“What can you see on the horizon? Why do the white gulls call? Across the sea, a pale moon rises; the ships have come, to carry you home. And all will turn to silver glass; light on the water, all souls pass.”
For about two days, this song has kept playing in my mind. Not quite continually, but pretty much at any time when I was not concentrating enough on something else to crowd it out. I found myself humming it at various times and places, albeit softly (because after rarely ever speaking for two decades, my vocal cords cannot speak or sing except softly and briefly, for which I am mostly thankful.)
What is particularly bothersome about this song, unlike others that may have a special promotion weekend on my brain at other times, is that it is about death. It is all phrased very poetically, and so that a young child hearing the song will mistake it for a lullaby. But to the adult (and older child, probably) it is clearly about the immediate passing away of a loved one. As such, I hope with all my heart that it is not an omen in any way for anyone. Personally I like to think that it suddenly came before me because of the surge of interest in the Hobbit movie, which also has shown up in my Google+ stream. Thus my memory of the previous Tolkien blockbuster and the departure of the hobbit main character into the West.
Yet in Tolkien’s story, the hobbit leaves across the sea to live forever with the elves and their demigods; but to those left behind, hobbits and men, they had only the words of the elves for this, if even that. It was only a hope, whereas his parting from them was definite and final. “To part is to die a bit” say the French, and with a parting such as this, it was very much so. It was to die completely from everyone and everything he had held dear in his old life, if he had not already done so in his heart.
I wonder if I would have been able to do that.
When my great-grandfather was young, many people sailed here from Norway into the west to seek a new life in America. They had no illusion of living forever, but they hoped for a better life. They also left behind most of what they knew and had relied on until that day. But unlike our hobbit friend, they knew it was physically possible to return. The ships sailing back were as many as those who sailed over in the first place, although they had fewer passengers. If I remember correctly, one of my ancestors (great-grandfather or great-great grandfather, I can’t remember) actually went to America, but returned after some years. If not, I would have been an American. (Actually, I would not have existed in anything like my current form, but there might have been another descendant around my age instead.)
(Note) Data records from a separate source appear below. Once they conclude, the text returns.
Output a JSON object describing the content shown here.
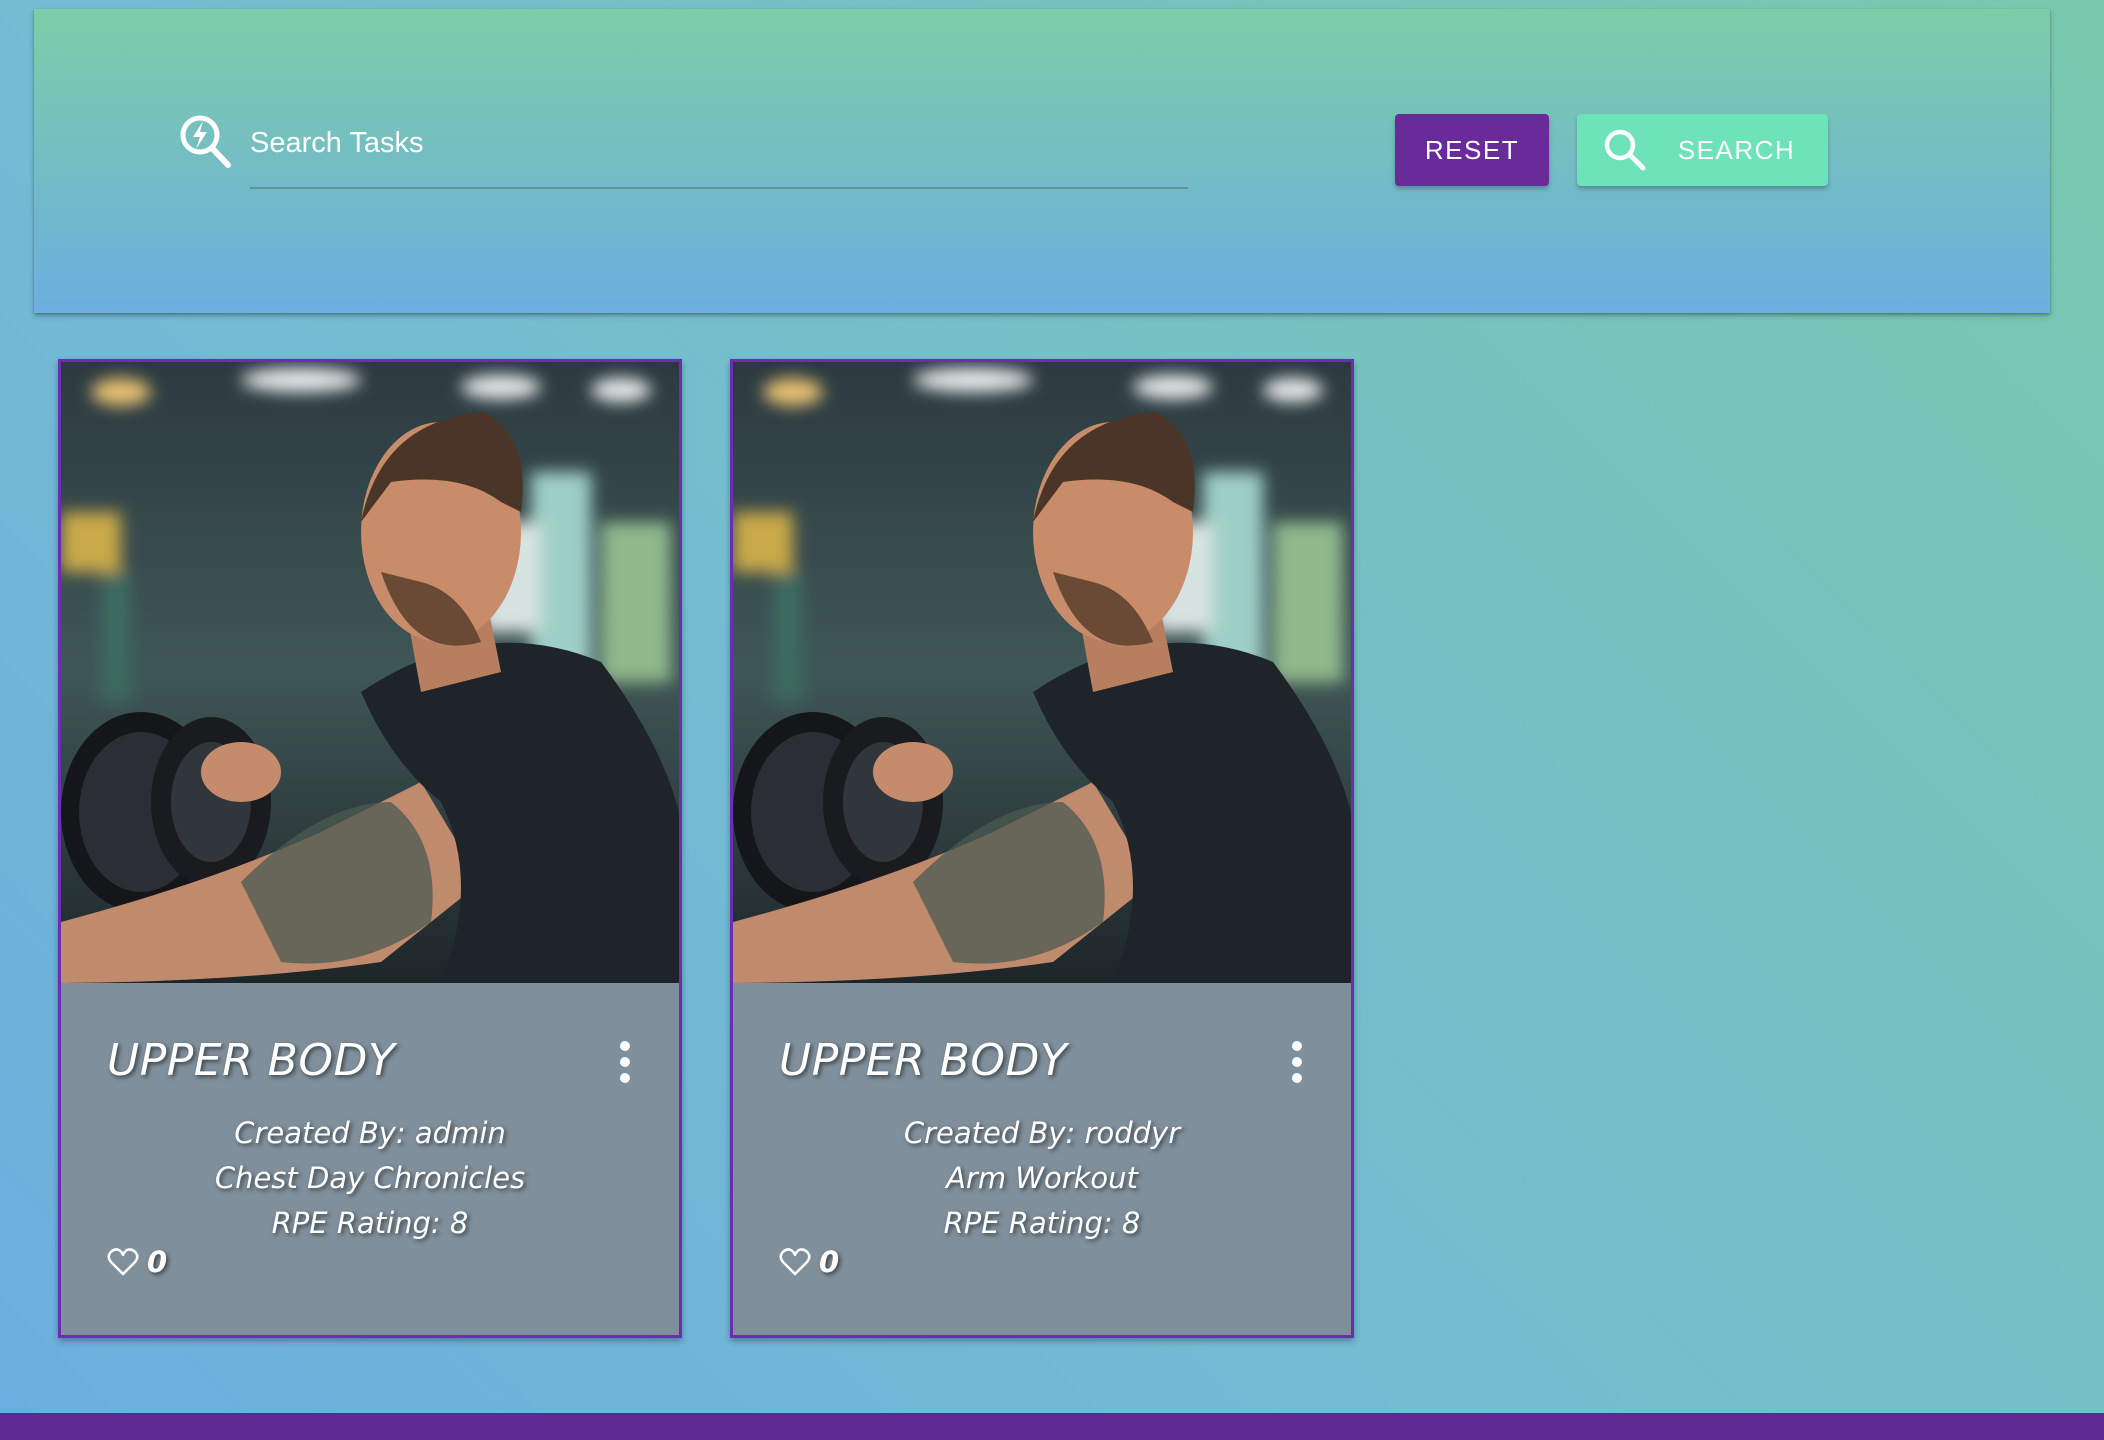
{
  "search": {
    "icon": "search-bolt-icon",
    "placeholder": "Search Tasks",
    "value": ""
  },
  "toolbar": {
    "reset_label": "RESET",
    "search_label": "SEARCH",
    "search_icon": "magnifier-icon"
  },
  "cards": [
    {
      "title": "UPPER BODY",
      "created_by": "Created By: admin",
      "name": "Chest Day Chronicles",
      "rpe": "RPE Rating: 8",
      "likes": "0",
      "image": "man-lifting-dumbbell-photo"
    },
    {
      "title": "UPPER BODY",
      "created_by": "Created By: roddyr",
      "name": "Arm Workout",
      "rpe": "RPE Rating: 8",
      "likes": "0",
      "image": "man-lifting-dumbbell-photo"
    }
  ],
  "colors": {
    "primary": "#6a2b9a",
    "accent": "#6ee2b8",
    "card_body": "#7f8f9b",
    "card_border": "#6a2fb0",
    "footer": "#5e2a91"
  }
}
But when the time comes to cross The River, it will be a final journey, to an unimaginably distant shore, if we reach it at all – it is a journey we cannot watch on a documentary in advance or travel in the comforting company of relatives or neighbors. I hope to board together with my Invisible Friend when the time comes, but to be honest, I am in no hurry. No hurry at all.